1. Churchill: Big Three Struggle for Peace by GMT Games
The players in Churchill Big Three Struggle for Peace take on the roles of Churchill, Roosevelt, or Stalin during World War II as they maneuver against each other over the course of 10 Conferences that determine who will lead the Allied forces, where those forces will be deployed, and how the Axis will be defeated. The player whose forces collectively have greater control over the surrendered Axis powers will win the peace and the game.
Churchill is NOT a wargame, but more of a political conflict of cooperation and competition. Over the course of the 10 historical conferences from 1943 till the end of the war this mechanic and much of the design should not be taken literally.
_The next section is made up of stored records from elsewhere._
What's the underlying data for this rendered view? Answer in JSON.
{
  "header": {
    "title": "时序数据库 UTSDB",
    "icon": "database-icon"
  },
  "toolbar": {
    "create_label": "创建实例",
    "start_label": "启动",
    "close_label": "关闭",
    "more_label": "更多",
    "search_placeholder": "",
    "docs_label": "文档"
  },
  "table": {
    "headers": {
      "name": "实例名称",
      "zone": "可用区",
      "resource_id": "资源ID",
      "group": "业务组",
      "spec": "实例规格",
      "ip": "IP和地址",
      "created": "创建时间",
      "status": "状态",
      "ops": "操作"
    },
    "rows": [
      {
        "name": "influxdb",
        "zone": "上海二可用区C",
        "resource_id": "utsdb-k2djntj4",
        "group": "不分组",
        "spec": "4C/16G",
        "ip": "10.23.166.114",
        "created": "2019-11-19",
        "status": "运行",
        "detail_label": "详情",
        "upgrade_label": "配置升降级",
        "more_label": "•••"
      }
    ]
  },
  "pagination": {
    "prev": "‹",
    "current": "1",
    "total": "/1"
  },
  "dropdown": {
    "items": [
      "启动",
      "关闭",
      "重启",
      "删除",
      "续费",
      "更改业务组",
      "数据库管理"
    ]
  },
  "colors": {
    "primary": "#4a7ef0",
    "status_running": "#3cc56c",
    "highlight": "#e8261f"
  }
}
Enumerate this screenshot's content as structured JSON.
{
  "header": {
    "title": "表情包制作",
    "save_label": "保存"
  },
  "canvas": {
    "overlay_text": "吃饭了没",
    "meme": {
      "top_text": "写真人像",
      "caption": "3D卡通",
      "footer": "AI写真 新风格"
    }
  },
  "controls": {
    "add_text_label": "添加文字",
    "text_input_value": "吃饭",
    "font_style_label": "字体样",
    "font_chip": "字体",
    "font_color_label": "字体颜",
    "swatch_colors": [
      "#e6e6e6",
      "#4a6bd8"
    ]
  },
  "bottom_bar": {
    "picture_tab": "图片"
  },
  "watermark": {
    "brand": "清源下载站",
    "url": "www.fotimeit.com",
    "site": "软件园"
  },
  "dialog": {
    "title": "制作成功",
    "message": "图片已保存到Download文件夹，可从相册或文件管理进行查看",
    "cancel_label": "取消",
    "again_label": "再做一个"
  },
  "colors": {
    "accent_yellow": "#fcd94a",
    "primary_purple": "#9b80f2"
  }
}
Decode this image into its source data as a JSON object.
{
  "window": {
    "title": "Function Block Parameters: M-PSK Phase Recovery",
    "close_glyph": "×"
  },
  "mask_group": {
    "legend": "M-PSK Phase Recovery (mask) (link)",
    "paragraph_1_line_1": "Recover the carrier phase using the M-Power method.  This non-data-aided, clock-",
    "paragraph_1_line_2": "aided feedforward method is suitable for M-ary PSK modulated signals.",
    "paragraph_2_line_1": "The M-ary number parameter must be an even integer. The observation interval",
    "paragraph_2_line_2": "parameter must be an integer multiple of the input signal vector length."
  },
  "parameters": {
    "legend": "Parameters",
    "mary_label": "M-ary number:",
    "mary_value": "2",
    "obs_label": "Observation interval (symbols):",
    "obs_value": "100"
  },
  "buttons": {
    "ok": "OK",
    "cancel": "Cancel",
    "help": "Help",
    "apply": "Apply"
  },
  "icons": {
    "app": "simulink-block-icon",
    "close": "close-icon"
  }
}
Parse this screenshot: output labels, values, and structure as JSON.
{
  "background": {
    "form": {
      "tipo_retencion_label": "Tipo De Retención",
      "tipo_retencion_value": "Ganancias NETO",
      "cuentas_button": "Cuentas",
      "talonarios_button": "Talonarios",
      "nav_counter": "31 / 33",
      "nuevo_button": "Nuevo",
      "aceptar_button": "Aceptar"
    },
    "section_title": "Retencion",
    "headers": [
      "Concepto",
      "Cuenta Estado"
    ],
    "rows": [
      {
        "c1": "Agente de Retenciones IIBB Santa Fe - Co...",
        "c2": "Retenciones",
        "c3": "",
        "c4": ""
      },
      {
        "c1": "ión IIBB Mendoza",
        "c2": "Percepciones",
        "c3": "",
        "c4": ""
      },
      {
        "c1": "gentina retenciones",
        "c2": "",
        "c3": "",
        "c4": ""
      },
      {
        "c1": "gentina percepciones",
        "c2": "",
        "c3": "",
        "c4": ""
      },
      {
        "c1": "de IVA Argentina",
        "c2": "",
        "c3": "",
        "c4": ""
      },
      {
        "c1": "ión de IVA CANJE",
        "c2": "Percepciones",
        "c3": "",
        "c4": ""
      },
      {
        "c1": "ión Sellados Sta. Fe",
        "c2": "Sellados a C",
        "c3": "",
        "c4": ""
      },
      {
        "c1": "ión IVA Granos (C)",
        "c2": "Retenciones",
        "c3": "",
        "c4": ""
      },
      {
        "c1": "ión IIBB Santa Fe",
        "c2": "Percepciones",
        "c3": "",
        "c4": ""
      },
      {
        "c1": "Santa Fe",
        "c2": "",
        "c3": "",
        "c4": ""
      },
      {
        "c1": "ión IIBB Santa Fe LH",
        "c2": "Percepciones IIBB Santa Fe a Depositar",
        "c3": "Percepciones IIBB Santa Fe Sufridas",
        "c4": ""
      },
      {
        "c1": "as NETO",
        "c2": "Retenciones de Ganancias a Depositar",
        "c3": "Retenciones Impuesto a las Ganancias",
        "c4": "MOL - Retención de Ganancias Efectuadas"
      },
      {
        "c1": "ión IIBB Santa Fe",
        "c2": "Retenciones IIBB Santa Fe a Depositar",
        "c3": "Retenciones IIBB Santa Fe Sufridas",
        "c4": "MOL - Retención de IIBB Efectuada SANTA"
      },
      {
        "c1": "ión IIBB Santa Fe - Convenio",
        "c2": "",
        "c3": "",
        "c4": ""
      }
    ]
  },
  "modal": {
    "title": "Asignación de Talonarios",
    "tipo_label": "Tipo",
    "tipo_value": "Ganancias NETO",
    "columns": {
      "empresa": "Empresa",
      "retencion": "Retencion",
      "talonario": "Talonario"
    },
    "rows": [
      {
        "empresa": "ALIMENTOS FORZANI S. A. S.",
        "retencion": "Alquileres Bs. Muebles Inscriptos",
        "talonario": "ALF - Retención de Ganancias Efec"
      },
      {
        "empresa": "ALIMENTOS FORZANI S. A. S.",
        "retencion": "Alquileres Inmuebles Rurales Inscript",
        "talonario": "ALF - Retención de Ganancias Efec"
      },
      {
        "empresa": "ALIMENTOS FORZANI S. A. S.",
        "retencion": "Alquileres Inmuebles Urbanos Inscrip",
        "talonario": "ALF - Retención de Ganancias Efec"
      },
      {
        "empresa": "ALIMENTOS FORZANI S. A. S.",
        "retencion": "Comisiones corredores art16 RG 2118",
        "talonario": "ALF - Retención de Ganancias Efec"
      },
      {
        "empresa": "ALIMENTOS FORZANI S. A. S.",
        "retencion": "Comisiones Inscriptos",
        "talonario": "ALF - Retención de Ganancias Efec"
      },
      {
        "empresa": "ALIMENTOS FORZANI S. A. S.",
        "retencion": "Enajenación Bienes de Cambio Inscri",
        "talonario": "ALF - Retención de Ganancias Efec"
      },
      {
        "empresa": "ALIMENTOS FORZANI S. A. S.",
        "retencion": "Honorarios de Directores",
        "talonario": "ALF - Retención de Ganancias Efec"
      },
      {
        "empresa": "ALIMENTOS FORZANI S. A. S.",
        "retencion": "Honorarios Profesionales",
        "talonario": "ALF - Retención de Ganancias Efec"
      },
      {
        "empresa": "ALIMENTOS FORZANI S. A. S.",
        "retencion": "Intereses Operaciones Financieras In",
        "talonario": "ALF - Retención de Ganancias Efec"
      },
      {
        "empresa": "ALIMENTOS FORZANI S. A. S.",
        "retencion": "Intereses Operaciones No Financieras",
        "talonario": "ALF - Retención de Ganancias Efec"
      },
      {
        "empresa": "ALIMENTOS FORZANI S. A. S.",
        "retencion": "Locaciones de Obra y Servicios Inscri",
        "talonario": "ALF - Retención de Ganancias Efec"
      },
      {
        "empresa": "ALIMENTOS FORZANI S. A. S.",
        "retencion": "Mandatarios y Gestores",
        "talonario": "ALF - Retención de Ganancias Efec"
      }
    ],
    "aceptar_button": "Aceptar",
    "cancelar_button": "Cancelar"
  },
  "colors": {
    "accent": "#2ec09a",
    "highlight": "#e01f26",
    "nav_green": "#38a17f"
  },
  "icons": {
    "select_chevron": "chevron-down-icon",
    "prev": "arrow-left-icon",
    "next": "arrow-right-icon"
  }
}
Before and after each conference small groups of advisors and senior officials moved between the Allied capitals making the deals that drove the post war peace. These advisors and senior officials are represented by cards with an assigned numeric value that represents an amount of influence. Each conference sees one of a group of issues nominated for inclusion in the conference for debating and discussion. The issues categories include: Theater leadership changes, directed offensives, production priorities, clandestine operations, political activity, and strategic warfare (A-bomb). Each of the historical conference cards independently puts some number of issues, such as directed offensives or production priorities, metaphorically on the table, while the players nominate an additional 7 issues.
The beauty of this game is that the debates are the main focus, deciding what each player can do on their turn at conducting the offensive operations of the war. If the Soviets win the United States directed offensive issue at the debate, they force the US to put their production resources into assisting them in fighting the war on the Eastern Front. This means that the US cannot use its own resources to aid its cause. Another really slick and tense issue with the debates are the Leaders themselves. Each of the Big Three have special abilities that allow them to do certain things well. For instance, Stalin can advance the A-Bomb issue using his 7 influence, without the other Leaders being able to debate him. This guarantees that if the Soviets have the initiative and go first, they will automatically win the A-Bomb, gaining victory points. A very well imagined and designed way to use the debating of issues to create an engaging and fun game based on the struggles at the conference table during World War II.
What other historic themed games would you add to this list? There are several others that I enjoy quite a bit but I really like these three.